WHAT IS REQUIRED:
From the entries that follow, extract each line holding the string "nicht".

EXERCISE DATA:
........

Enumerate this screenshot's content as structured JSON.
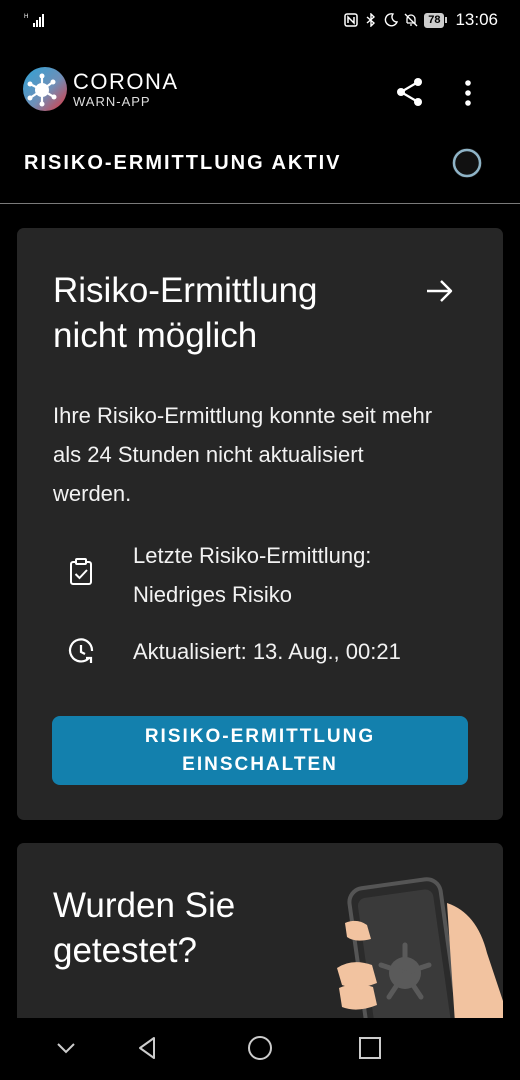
{
  "status_bar": {
    "time": "13:06",
    "battery": "78",
    "icons": [
      "signal-icon",
      "nfc-icon",
      "bluetooth-icon",
      "moon-icon",
      "mute-icon",
      "battery-icon"
    ]
  },
  "app_bar": {
    "title": "CORONA",
    "subtitle": "WARN-APP",
    "share_icon": "share-icon",
    "more_icon": "more-vert-icon"
  },
  "risk_status": {
    "label": "RISIKO-ERMITTLUNG AKTIV",
    "indicator": "spinner-icon"
  },
  "risk_card": {
    "title": "Risiko-Ermittlung nicht möglich",
    "body": "Ihre Risiko-Ermittlung konnte seit mehr als 24 Stunden nicht aktualisiert werden.",
    "last_label": "Letzte Risiko-Ermittlung:",
    "last_value": "Niedriges Risiko",
    "updated": "Aktualisiert: 13. Aug., 00:21",
    "button_label": "RISIKO-ERMITTLUNG EINSCHALTEN"
  },
  "test_card": {
    "title": "Wurden Sie getestet?"
  },
  "colors": {
    "background": "#000000",
    "card": "#262626",
    "button": "#1380ad",
    "spinner": "#8fb4c7"
  }
}
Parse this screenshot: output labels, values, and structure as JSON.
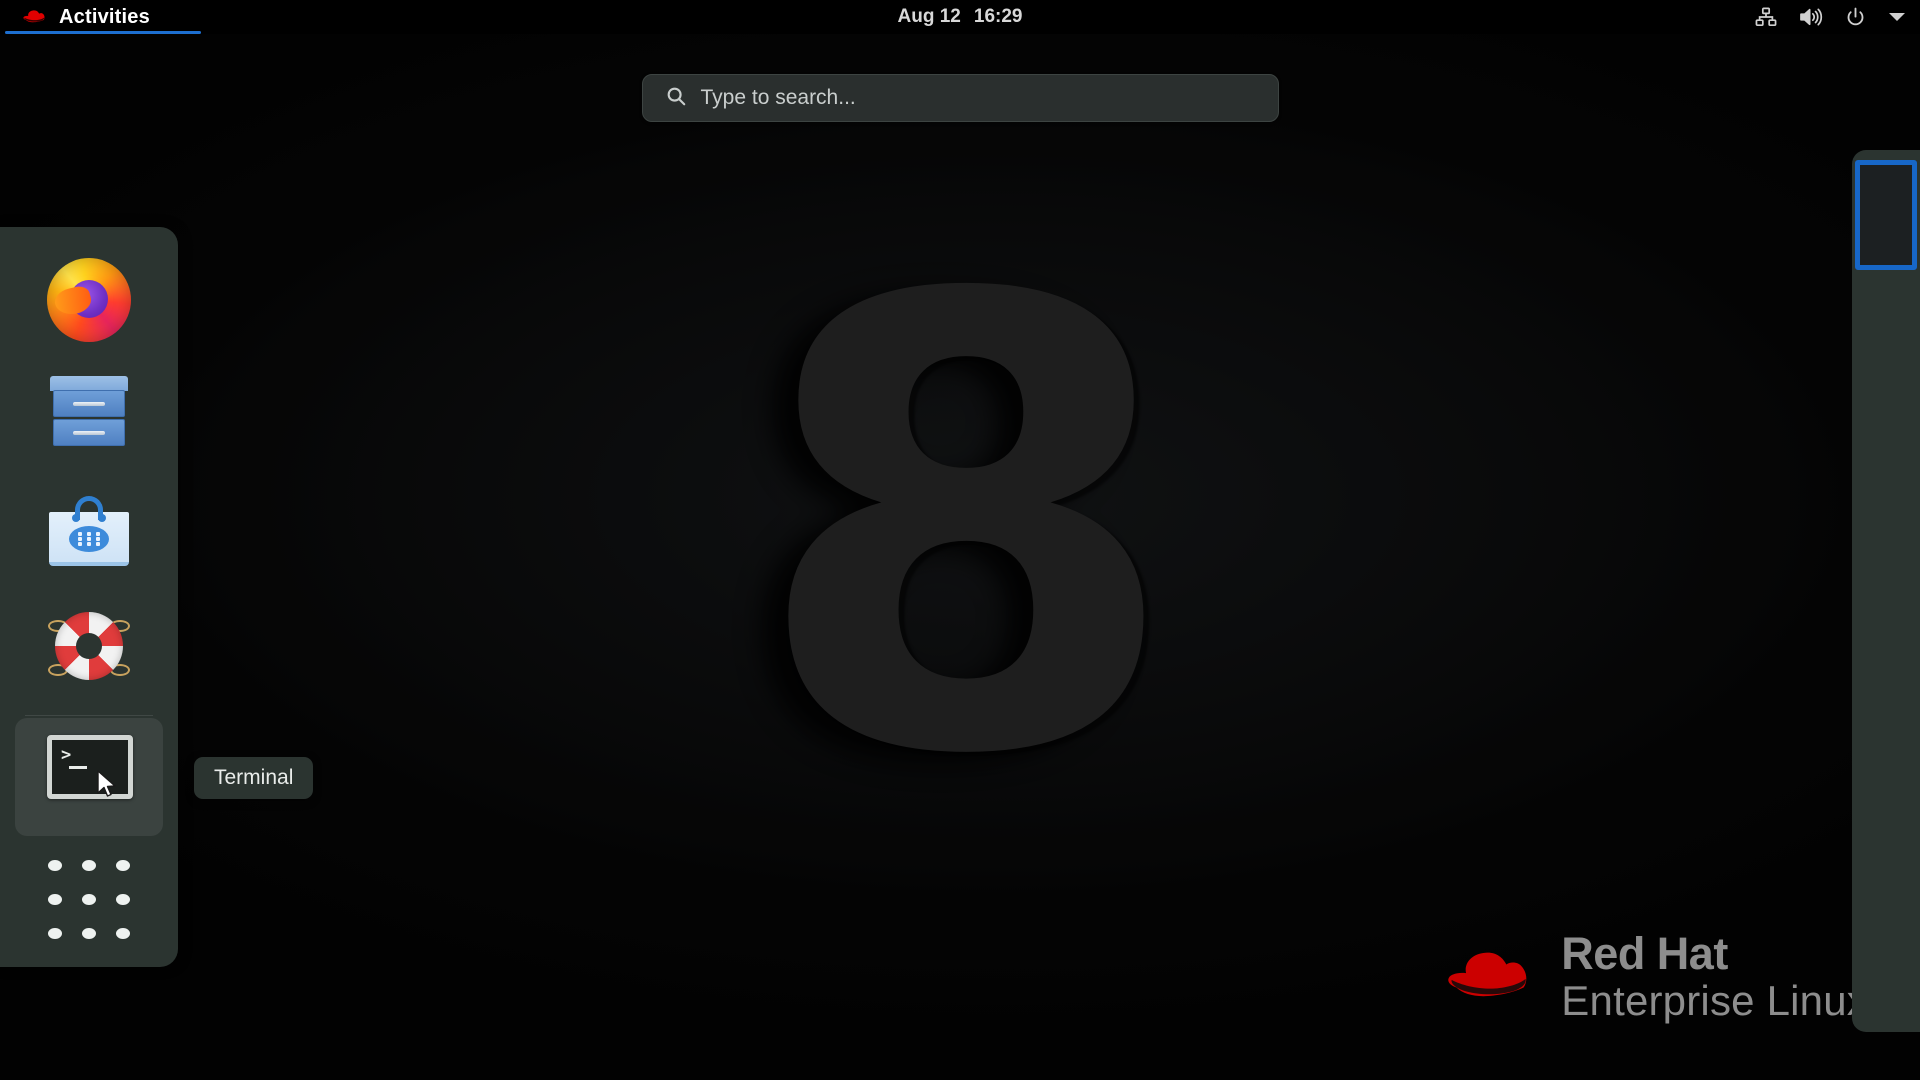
{
  "topbar": {
    "activities_label": "Activities",
    "activities_icon": "redhat-logo-icon",
    "clock": {
      "date": "Aug 12",
      "time": "16:29"
    },
    "status_icons": [
      {
        "name": "network-wired-icon"
      },
      {
        "name": "volume-speaker-icon"
      },
      {
        "name": "power-icon"
      },
      {
        "name": "chevron-down-icon"
      }
    ],
    "accent_color": "#1d6fd0"
  },
  "search": {
    "placeholder": "Type to search...",
    "icon": "search-icon",
    "value": ""
  },
  "dock": {
    "background_color": "#2b3430",
    "items": [
      {
        "name": "firefox",
        "label": "Firefox",
        "icon": "firefox-icon"
      },
      {
        "name": "files",
        "label": "Files",
        "icon": "files-cabinet-icon"
      },
      {
        "name": "software",
        "label": "Software",
        "icon": "software-bag-icon"
      },
      {
        "name": "help",
        "label": "Help",
        "icon": "lifebuoy-icon"
      },
      {
        "name": "terminal",
        "label": "Terminal",
        "icon": "terminal-icon",
        "hovered": true
      }
    ],
    "show_applications": {
      "label": "Show Applications",
      "icon": "apps-grid-icon"
    },
    "tooltip": "Terminal"
  },
  "workspaces": {
    "background_color": "#2b3430",
    "active_border_color": "#1767c8",
    "thumbnails": [
      {
        "name": "workspace-1",
        "active": true
      }
    ]
  },
  "wallpaper": {
    "glyph": "8",
    "brand_line1": "Red Hat",
    "brand_line2": "Enterprise Linux",
    "hat_color": "#cc0000"
  }
}
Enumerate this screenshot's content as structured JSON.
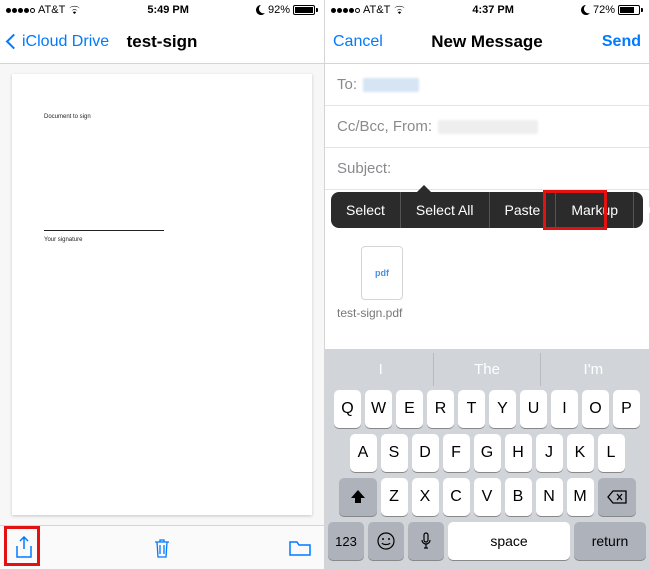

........

TASK ANSWER:
    "title": "Risiko-Ermittlung nicht möglich",
    "body": "Ihre Risiko-Ermittlung konnte seit mehr als 24 Stunden nicht aktualisiert werden.",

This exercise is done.